As expected, Lib Dem peers voted against a referendum, which would have been approved if they had abstained in accordance with Nick Clegg's policy in the Commons.
So will Nick Clegg have the integrity to take responsibility for his party's damaging multiple U-turns, ending up acting completely in contradiction to a popular manifesto promise? Or will he admit he has lost control of his party? It's one or the other, surely ...
Tomorrow there will be a key vote in the House of Lords on the question of whether there should be a referendum on the re-named EU Constitution - now called the Lisbon Treaty.
Due to the different make-up of the House of Lords, with a large number of 'crossbench' peers not linked to any party holding the balance of power, a referendum amendment would very likely be approved if the 76 Liberal Democrat peers obeyed Nick Clegg's policy to abstain on the question.
However, the leader of the Lib Dem peers Lord McNally has already made clear that he and his colleagues will not be abstaining like the party's MPs.
The new instruction is to vote with the government, against a referendum.
The question is - on whose instructions? Either Nick Clegg has performed yet another policy U-turn, and told Lib Dem peers to vote with the government rather than abstain.
Or the peers are doing as they please and just plain ignoring him.
So Clegg must either take responsibility for the fact that his repeated U-turns on the popular referendum promise his party made at the last election are haemorhagging both credibility and popular support. Or admit he has lost control of his party.
Lib Dem voters back referendum
Back in March an ICM poll conducted for the Iwantareferendum campaign found that Liberal Democrat voters supported a referendum on the Lisbon Treaty by more than two to one.
67% said that “Voters should decide in a referendum” while only 30% thought that “MPs should decide in Parliament.”
Shortly afterwards, most Lib Dem MPs having abstained on the issue in the key Commons vote, the party performed terribly in the local elections, failing to capitalise on the flow of voters away from Labour. Particularly in areas where their promise-breaking stance on a treaty referendum was highlighted the most intensely.
A matter of trust

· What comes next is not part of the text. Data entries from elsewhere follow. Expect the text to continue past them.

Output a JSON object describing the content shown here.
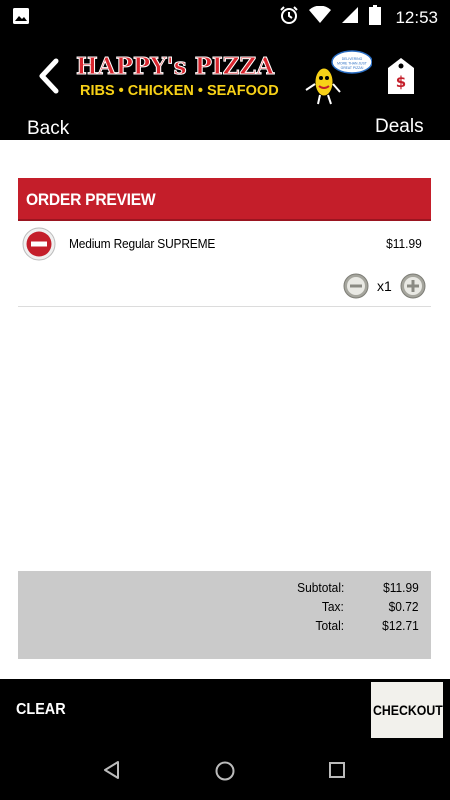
{
  "status_bar": {
    "time": "12:53",
    "icons": [
      "image-icon",
      "alarm-icon",
      "wifi-icon",
      "signal-icon",
      "battery-icon"
    ]
  },
  "header": {
    "back_label": "Back",
    "deals_label": "Deals",
    "deals_tag_symbol": "$",
    "logo": {
      "line1": "HAPPY's PIZZA",
      "line2": "RIBS • CHICKEN • SEAFOOD",
      "bubble_text": "DELIVERING MORE THAN JUST GREAT PIZZA!"
    }
  },
  "order_preview": {
    "title": "ORDER PREVIEW",
    "items": [
      {
        "name": "Medium Regular SUPREME",
        "price": "$11.99",
        "quantity": "x1"
      }
    ]
  },
  "totals": {
    "subtotal_label": "Subtotal:",
    "subtotal_value": "$11.99",
    "tax_label": "Tax:",
    "tax_value": "$0.72",
    "total_label": "Total:",
    "total_value": "$12.71"
  },
  "actions": {
    "clear_label": "CLEAR",
    "checkout_label": "CHECKOUT"
  },
  "colors": {
    "accent_red": "#c41e2a",
    "logo_yellow": "#f7d117",
    "totals_bg": "#cacaca",
    "checkout_bg": "#f2f1ec"
  }
}
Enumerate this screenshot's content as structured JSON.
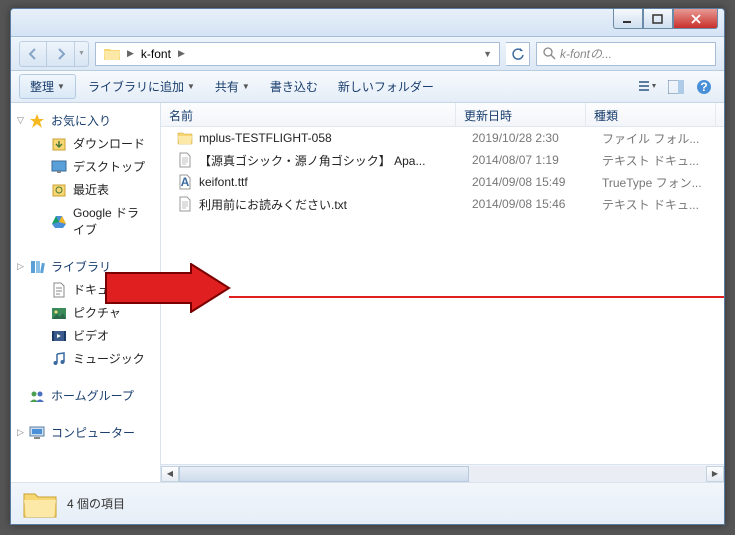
{
  "breadcrumb": {
    "folder": "k-font"
  },
  "search": {
    "placeholder": "k-fontの..."
  },
  "toolbar": {
    "organize": "整理",
    "library": "ライブラリに追加",
    "share": "共有",
    "burn": "書き込む",
    "newfolder": "新しいフォルダー"
  },
  "sidebar": {
    "favorites": {
      "label": "お気に入り",
      "items": [
        "ダウンロード",
        "デスクトップ",
        "最近表",
        "Google ドライブ"
      ]
    },
    "libraries": {
      "label": "ライブラリ",
      "items": [
        "ドキュメント",
        "ピクチャ",
        "ビデオ",
        "ミュージック"
      ]
    },
    "homegroup": {
      "label": "ホームグループ"
    },
    "computer": {
      "label": "コンピューター"
    }
  },
  "columns": {
    "name": "名前",
    "date": "更新日時",
    "type": "種類",
    "widths": {
      "name": 295,
      "date": 130,
      "type": 130
    }
  },
  "files": [
    {
      "name": "mplus-TESTFLIGHT-058",
      "date": "2019/10/28 2:30",
      "type": "ファイル フォル...",
      "icon": "folder"
    },
    {
      "name": "【源真ゴシック・源ノ角ゴシック】 Apa...",
      "date": "2014/08/07 1:19",
      "type": "テキスト ドキュ...",
      "icon": "txt"
    },
    {
      "name": "keifont.ttf",
      "date": "2014/09/08 15:49",
      "type": "TrueType フォン...",
      "icon": "font"
    },
    {
      "name": "利用前にお読みください.txt",
      "date": "2014/09/08 15:46",
      "type": "テキスト ドキュ...",
      "icon": "txt"
    }
  ],
  "status": {
    "count": "4 個の項目"
  }
}
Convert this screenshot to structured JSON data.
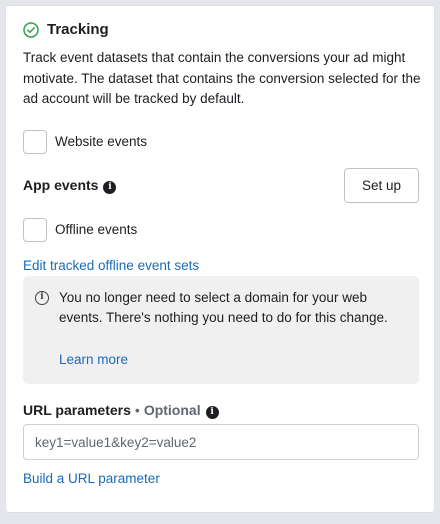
{
  "tracking": {
    "title": "Tracking",
    "title_icon": "check-circle-icon",
    "description": "Track event datasets that contain the conversions your ad might motivate. The dataset that contains the conversion selected for the ad account will be tracked by default."
  },
  "website_events": {
    "label": "Website events",
    "checked": false
  },
  "app_events": {
    "label": "App events",
    "info_icon": "info-icon",
    "setup_label": "Set up"
  },
  "offline_events": {
    "label": "Offline events",
    "checked": false
  },
  "edit_link": "Edit tracked offline event sets",
  "notice": {
    "icon": "info-outline-icon",
    "text": "You no longer need to select a domain for your web events. There's nothing you need to do for this change.",
    "link": "Learn more"
  },
  "url_parameters": {
    "label": "URL parameters",
    "separator": "•",
    "optional": "Optional",
    "info_icon": "info-icon",
    "placeholder": "key1=value1&key2=value2",
    "value": "",
    "build_link": "Build a URL parameter"
  },
  "colors": {
    "link": "#1a6bb8",
    "check_icon": "#31a24c",
    "notice_bg": "#f0f0f0"
  }
}
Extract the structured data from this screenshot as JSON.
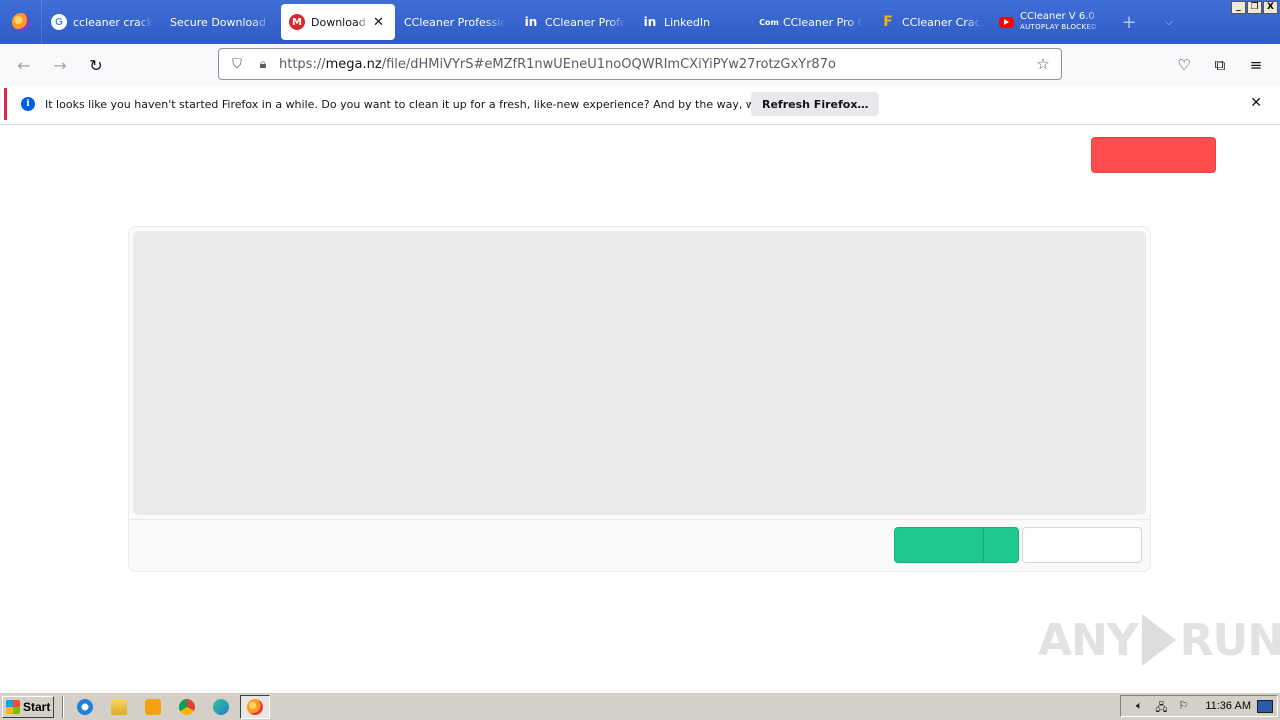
{
  "browser": {
    "tabs": [
      {
        "label": "ccleaner crack -",
        "favicon": "google-icon"
      },
      {
        "label": "Secure Download Fil",
        "favicon": "none"
      },
      {
        "label": "Download - I",
        "favicon": "mega-icon",
        "active": true
      },
      {
        "label": "CCleaner Profession",
        "favicon": "none"
      },
      {
        "label": "CCleaner Profe",
        "favicon": "linkedin-icon"
      },
      {
        "label": "LinkedIn",
        "favicon": "linkedin-icon"
      },
      {
        "label": "CCleaner Pro C",
        "favicon": "com-icon"
      },
      {
        "label": "CCleaner Crack",
        "favicon": "f-icon"
      },
      {
        "label": "CCleaner V 6.0",
        "sublabel": "AUTOPLAY BLOCKED",
        "favicon": "youtube-icon"
      }
    ],
    "new_tab": "+",
    "favicon_text": {
      "google": "G",
      "mega": "M",
      "linkedin": "in",
      "com": "Com",
      "f": "F"
    },
    "window_buttons": {
      "minimize": "_",
      "restore": "❐",
      "close": "X"
    },
    "url": {
      "prefix": "https://",
      "host": "mega.nz",
      "path": "/file/dHMiVYrS#eMZfR1nwUEneU1noOQWRImCXiYiPYw27rotzGxYr87o"
    }
  },
  "notification": {
    "message": "It looks like you haven't started Firefox in a while. Do you want to clean it up for a fresh, like-new experience? And by the way, welcome back!",
    "button": "Refresh Firefox…",
    "info_glyph": "i",
    "close_glyph": "✕"
  },
  "watermark": {
    "left": "ANY",
    "right": "RUN"
  },
  "taskbar": {
    "start_label": "Start",
    "clock": "11:36 AM"
  },
  "colors": {
    "tab_strip": "#3a67d0",
    "red_button": "#ff4d4d",
    "green_button": "#1fc98e",
    "notification_accent": "#e22850"
  }
}
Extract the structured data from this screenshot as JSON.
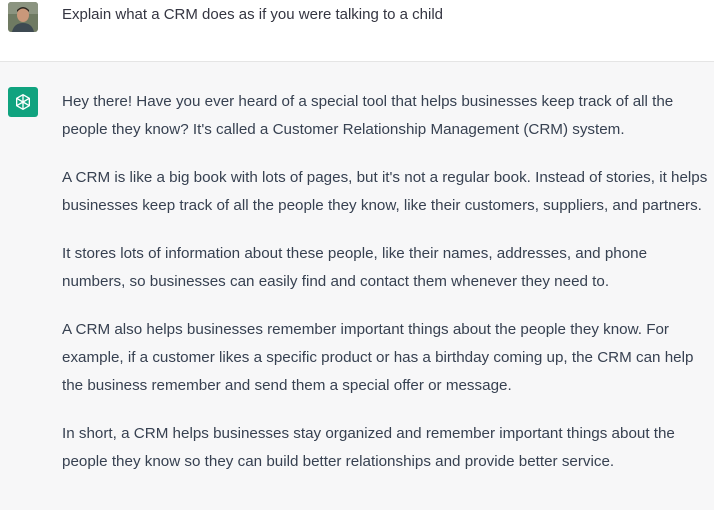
{
  "user_message": {
    "text": "Explain what a CRM does as if you were talking to a child",
    "avatar_icon": "user-photo-avatar"
  },
  "assistant_message": {
    "avatar_icon": "openai-logo-icon",
    "avatar_color": "#10a37f",
    "paragraphs": [
      "Hey there! Have you ever heard of a special tool that helps businesses keep track of all the people they know? It's called a Customer Relationship Management (CRM) system.",
      "A CRM is like a big book with lots of pages, but it's not a regular book. Instead of stories, it helps businesses keep track of all the people they know, like their customers, suppliers, and partners.",
      "It stores lots of information about these people, like their names, addresses, and phone numbers, so businesses can easily find and contact them whenever they need to.",
      "A CRM also helps businesses remember important things about the people they know. For example, if a customer likes a specific product or has a birthday coming up, the CRM can help the business remember and send them a special offer or message.",
      "In short, a CRM helps businesses stay organized and remember important things about the people they know so they can build better relationships and provide better service."
    ]
  }
}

The potency of the treaty referendum at the ballot box has been grossly underestimated by the government and the Liberal Democrats.
Noting that the European Union comes low down the list of voters' concerns, they schemed that they could confront the evident strong public support for a treaty referendum and get away with it.
However, typically of today's political class, they gave scant regard to the 'small' matter of their manifesto promises.
The promise-breaking nature of their actions has caused the referendum issue to transcend into a matter of trust. And the high profile failure to deliver a clear and popular promise made at the last election - almost regardless of the issue itself - is a much bigger electoral liability.
From that point on, nothing a promise-breaking MP says can be believed - a distasteful trait the memory of which also lingers far longer than the details of the act that confirmed it. Hardly a good basis for an MP to request support.
So this issue is not so much about the referendum itself anymore. It has become a matter of trust. And MPs who have appeared to hold trust - much more so than voters' concerns about any single issue - so cheaply are far more likely to pay a heavy price at the ballot box.
In this context, if Lib Dem peers block any chance for the party's MPs to redeem themselves, tomorrow's Lords vote could be the last event standing between the Lib Dems and meltdown at the next general election.
With a high proportion of the party's MPs in marginal seats, the Lords' actions will place over 30 of their parliamentary colleagues and the future leadership prospects of Nick Clegg firmly in the firing line.
The only way back from their predicament is for the party's MPs to be given a new opportunity to support the referendum that they promised at the last election.
So when they vote today, those peers must either vote for a referendum as the party promised at the last election, or at least vote in line with their party leader's policy and abstain.